● **What to do**
Write out the listing exactly as it is given.
»»
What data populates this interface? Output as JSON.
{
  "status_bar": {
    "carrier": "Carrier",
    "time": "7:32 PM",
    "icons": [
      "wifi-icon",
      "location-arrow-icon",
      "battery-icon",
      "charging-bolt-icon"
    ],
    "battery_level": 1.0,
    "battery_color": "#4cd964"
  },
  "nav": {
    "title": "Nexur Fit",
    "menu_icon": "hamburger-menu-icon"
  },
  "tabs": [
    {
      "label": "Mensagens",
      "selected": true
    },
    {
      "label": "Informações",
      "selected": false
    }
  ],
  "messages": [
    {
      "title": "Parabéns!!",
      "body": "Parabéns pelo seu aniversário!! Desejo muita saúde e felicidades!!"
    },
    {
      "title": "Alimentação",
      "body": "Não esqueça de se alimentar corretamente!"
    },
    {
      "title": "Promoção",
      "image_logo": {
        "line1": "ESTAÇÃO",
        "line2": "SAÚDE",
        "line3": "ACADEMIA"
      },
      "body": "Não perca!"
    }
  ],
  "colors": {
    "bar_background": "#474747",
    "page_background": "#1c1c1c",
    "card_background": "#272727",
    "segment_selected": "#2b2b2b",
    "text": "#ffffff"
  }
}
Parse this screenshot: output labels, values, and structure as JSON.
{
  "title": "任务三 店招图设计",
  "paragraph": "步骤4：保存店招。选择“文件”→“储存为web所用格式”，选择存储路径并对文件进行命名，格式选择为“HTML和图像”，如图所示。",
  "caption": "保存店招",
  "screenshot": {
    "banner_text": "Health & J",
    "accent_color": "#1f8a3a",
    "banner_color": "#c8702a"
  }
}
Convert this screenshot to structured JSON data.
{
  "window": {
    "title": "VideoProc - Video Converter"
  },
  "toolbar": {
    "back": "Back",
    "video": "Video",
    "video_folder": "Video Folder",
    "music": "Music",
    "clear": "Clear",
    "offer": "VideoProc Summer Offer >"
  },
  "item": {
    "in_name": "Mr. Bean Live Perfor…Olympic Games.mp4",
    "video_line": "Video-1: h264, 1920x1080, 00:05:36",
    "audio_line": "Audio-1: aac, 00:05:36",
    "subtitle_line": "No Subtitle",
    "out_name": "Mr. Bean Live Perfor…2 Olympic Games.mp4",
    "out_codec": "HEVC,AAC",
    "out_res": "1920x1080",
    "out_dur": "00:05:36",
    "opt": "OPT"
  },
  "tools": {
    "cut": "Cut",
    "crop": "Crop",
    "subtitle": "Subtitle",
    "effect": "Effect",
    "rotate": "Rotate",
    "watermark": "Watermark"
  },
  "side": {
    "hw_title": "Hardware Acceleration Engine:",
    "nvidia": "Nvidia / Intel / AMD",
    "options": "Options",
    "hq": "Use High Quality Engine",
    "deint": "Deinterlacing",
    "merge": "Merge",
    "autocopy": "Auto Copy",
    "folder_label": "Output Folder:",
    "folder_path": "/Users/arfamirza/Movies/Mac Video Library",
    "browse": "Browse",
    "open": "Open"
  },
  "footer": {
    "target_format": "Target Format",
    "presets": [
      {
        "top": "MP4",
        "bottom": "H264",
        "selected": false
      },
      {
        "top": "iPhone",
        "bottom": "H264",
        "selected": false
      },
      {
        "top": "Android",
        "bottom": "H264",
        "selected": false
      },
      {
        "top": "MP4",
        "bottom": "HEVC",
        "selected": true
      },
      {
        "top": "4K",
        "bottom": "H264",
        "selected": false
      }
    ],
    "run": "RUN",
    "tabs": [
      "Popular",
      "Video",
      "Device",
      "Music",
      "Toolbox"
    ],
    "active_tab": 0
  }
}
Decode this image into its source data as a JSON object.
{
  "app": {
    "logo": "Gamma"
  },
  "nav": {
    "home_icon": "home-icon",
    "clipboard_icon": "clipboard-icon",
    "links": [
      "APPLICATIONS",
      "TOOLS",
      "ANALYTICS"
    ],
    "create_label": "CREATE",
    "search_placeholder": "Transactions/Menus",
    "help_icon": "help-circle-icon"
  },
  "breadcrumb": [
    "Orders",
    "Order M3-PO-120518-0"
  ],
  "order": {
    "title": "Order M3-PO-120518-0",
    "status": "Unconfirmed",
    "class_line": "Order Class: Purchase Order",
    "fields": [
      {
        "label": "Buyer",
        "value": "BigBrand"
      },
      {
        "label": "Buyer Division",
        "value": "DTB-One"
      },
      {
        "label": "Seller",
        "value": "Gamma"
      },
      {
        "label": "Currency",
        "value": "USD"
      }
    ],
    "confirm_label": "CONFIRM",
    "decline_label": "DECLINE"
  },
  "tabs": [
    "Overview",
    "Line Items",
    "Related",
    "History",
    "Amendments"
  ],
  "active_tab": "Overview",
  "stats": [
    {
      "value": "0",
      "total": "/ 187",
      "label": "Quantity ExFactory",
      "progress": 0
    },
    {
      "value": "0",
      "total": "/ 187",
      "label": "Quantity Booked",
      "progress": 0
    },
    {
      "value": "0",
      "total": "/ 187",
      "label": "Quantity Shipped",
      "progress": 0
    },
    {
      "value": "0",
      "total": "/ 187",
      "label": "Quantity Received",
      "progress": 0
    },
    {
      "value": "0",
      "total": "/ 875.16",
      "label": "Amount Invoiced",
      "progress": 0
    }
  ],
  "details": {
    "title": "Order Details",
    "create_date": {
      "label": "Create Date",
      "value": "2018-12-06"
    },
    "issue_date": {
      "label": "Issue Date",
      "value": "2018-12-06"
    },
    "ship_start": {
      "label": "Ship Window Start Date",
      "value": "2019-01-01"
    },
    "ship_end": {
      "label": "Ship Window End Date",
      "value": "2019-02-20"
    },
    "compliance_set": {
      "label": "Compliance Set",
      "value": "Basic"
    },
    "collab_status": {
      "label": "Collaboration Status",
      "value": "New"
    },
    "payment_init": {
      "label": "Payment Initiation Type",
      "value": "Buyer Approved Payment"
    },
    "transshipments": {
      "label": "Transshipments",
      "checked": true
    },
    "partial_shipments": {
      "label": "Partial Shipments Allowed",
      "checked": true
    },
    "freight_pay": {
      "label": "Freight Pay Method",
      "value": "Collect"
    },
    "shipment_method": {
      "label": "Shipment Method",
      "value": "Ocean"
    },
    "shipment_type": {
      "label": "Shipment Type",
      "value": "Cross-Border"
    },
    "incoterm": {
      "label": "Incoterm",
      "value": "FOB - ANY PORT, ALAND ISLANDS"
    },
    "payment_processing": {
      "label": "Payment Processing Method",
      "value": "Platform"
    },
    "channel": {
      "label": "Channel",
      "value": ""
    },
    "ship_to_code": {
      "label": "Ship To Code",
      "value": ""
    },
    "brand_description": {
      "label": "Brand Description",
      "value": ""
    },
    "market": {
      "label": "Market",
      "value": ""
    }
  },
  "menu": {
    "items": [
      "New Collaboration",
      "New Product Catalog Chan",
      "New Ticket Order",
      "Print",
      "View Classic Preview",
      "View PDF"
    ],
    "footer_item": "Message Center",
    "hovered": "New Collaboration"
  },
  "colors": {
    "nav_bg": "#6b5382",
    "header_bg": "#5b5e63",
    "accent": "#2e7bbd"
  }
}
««
● **Written response**
What data populates this interface? Output as JSON.
{
  "status_bar": {
    "carrier": "Carrier",
    "time": "7:32 PM",
    "icons": [
      "wifi-icon",
      "location-arrow-icon",
      "battery-icon",
      "charging-bolt-icon"
    ],
    "battery_level": 1.0,
    "battery_color": "#4cd964"
  },
  "nav": {
    "title": "Nexur Fit",
    "menu_icon": "hamburger-menu-icon"
  },
  "tabs": [
    {
      "label": "Mensagens",
      "selected": true
    },
    {
      "label": "Informações",
      "selected": false
    }
  ],
  "messages": [
    {
      "title": "Parabéns!!",
      "body": "Parabéns pelo seu aniversário!! Desejo muita saúde e felicidades!!"
    },
    {
      "title": "Alimentação",
      "body": "Não esqueça de se alimentar corretamente!"
    },
    {
      "title": "Promoção",
      "image_logo": {
        "line1": "ESTAÇÃO",
        "line2": "SAÚDE",
        "line3": "ACADEMIA"
      },
      "body": "Não perca!"
    }
  ],
  "colors": {
    "bar_background": "#474747",
    "page_background": "#1c1c1c",
    "card_background": "#272727",
    "segment_selected": "#2b2b2b",
    "text": "#ffffff"
  }
}
Parse this screenshot: output labels, values, and structure as JSON.
{
  "title": "任务三 店招图设计",
  "paragraph": "步骤4：保存店招。选择“文件”→“储存为web所用格式”，选择存储路径并对文件进行命名，格式选择为“HTML和图像”，如图所示。",
  "caption": "保存店招",
  "screenshot": {
    "banner_text": "Health & J",
    "accent_color": "#1f8a3a",
    "banner_color": "#c8702a"
  }
}
Convert this screenshot to structured JSON data.
{
  "window": {
    "title": "VideoProc - Video Converter"
  },
  "toolbar": {
    "back": "Back",
    "video": "Video",
    "video_folder": "Video Folder",
    "music": "Music",
    "clear": "Clear",
    "offer": "VideoProc Summer Offer >"
  },
  "item": {
    "in_name": "Mr. Bean Live Perfor…Olympic Games.mp4",
    "video_line": "Video-1: h264, 1920x1080, 00:05:36",
    "audio_line": "Audio-1: aac, 00:05:36",
    "subtitle_line": "No Subtitle",
    "out_name": "Mr. Bean Live Perfor…2 Olympic Games.mp4",
    "out_codec": "HEVC,AAC",
    "out_res": "1920x1080",
    "out_dur": "00:05:36",
    "opt": "OPT"
  },
  "tools": {
    "cut": "Cut",
    "crop": "Crop",
    "subtitle": "Subtitle",
    "effect": "Effect",
    "rotate": "Rotate",
    "watermark": "Watermark"
  },
  "side": {
    "hw_title": "Hardware Acceleration Engine:",
    "nvidia": "Nvidia / Intel / AMD",
    "options": "Options",
    "hq": "Use High Quality Engine",
    "deint": "Deinterlacing",
    "merge": "Merge",
    "autocopy": "Auto Copy",
    "folder_label": "Output Folder:",
    "folder_path": "/Users/arfamirza/Movies/Mac Video Library",
    "browse": "Browse",
    "open": "Open"
  },
  "footer": {
    "target_format": "Target Format",
    "presets": [
      {
        "top": "MP4",
        "bottom": "H264",
        "selected": false
      },
      {
        "top": "iPhone",
        "bottom": "H264",
        "selected": false
      },
      {
        "top": "Android",
        "bottom": "H264",
        "selected": false
      },
      {
        "top": "MP4",
        "bottom": "HEVC",
        "selected": true
      },
      {
        "top": "4K",
        "bottom": "H264",
        "selected": false
      }
    ],
    "run": "RUN",
    "tabs": [
      "Popular",
      "Video",
      "Device",
      "Music",
      "Toolbox"
    ],
    "active_tab": 0
  }
}
Decode this image into its source data as a JSON object.
{
  "app": {
    "logo": "Gamma"
  },
  "nav": {
    "home_icon": "home-icon",
    "clipboard_icon": "clipboard-icon",
    "links": [
      "APPLICATIONS",
      "TOOLS",
      "ANALYTICS"
    ],
    "create_label": "CREATE",
    "search_placeholder": "Transactions/Menus",
    "help_icon": "help-circle-icon"
  },
  "breadcrumb": [
    "Orders",
    "Order M3-PO-120518-0"
  ],
  "order": {
    "title": "Order M3-PO-120518-0",
    "status": "Unconfirmed",
    "class_line": "Order Class: Purchase Order",
    "fields": [
      {
        "label": "Buyer",
        "value": "BigBrand"
      },
      {
        "label": "Buyer Division",
        "value": "DTB-One"
      },
      {
        "label": "Seller",
        "value": "Gamma"
      },
      {
        "label": "Currency",
        "value": "USD"
      }
    ],
    "confirm_label": "CONFIRM",
    "decline_label": "DECLINE"
  },
  "tabs": [
    "Overview",
    "Line Items",
    "Related",
    "History",
    "Amendments"
  ],
  "active_tab": "Overview",
  "stats": [
    {
      "value": "0",
      "total": "/ 187",
      "label": "Quantity ExFactory",
      "progress": 0
    },
    {
      "value": "0",
      "total": "/ 187",
      "label": "Quantity Booked",
      "progress": 0
    },
    {
      "value": "0",
      "total": "/ 187",
      "label": "Quantity Shipped",
      "progress": 0
    },
    {
      "value": "0",
      "total": "/ 187",
      "label": "Quantity Received",
      "progress": 0
    },
    {
      "value": "0",
      "total": "/ 875.16",
      "label": "Amount Invoiced",
      "progress": 0
    }
  ],
  "details": {
    "title": "Order Details",
    "create_date": {
      "label": "Create Date",
      "value": "2018-12-06"
    },
    "issue_date": {
      "label": "Issue Date",
      "value": "2018-12-06"
    },
    "ship_start": {
      "label": "Ship Window Start Date",
      "value": "2019-01-01"
    },
    "ship_end": {
      "label": "Ship Window End Date",
      "value": "2019-02-20"
    },
    "compliance_set": {
      "label": "Compliance Set",
      "value": "Basic"
    },
    "collab_status": {
      "label": "Collaboration Status",
      "value": "New"
    },
    "payment_init": {
      "label": "Payment Initiation Type",
      "value": "Buyer Approved Payment"
    },
    "transshipments": {
      "label": "Transshipments",
      "checked": true
    },
    "partial_shipments": {
      "label": "Partial Shipments Allowed",
      "checked": true
    },
    "freight_pay": {
      "label": "Freight Pay Method",
      "value": "Collect"
    },
    "shipment_method": {
      "label": "Shipment Method",
      "value": "Ocean"
    },
    "shipment_type": {
      "label": "Shipment Type",
      "value": "Cross-Border"
    },
    "incoterm": {
      "label": "Incoterm",
      "value": "FOB - ANY PORT, ALAND ISLANDS"
    },
    "payment_processing": {
      "label": "Payment Processing Method",
      "value": "Platform"
    },
    "channel": {
      "label": "Channel",
      "value": ""
    },
    "ship_to_code": {
      "label": "Ship To Code",
      "value": ""
    },
    "brand_description": {
      "label": "Brand Description",
      "value": ""
    },
    "market": {
      "label": "Market",
      "value": ""
    }
  },
  "menu": {
    "items": [
      "New Collaboration",
      "New Product Catalog Chan",
      "New Ticket Order",
      "Print",
      "View Classic Preview",
      "View PDF"
    ],
    "footer_item": "Message Center",
    "hovered": "New Collaboration"
  },
  "colors": {
    "nav_bg": "#6b5382",
    "header_bg": "#5b5e63",
    "accent": "#2e7bbd"
  }
}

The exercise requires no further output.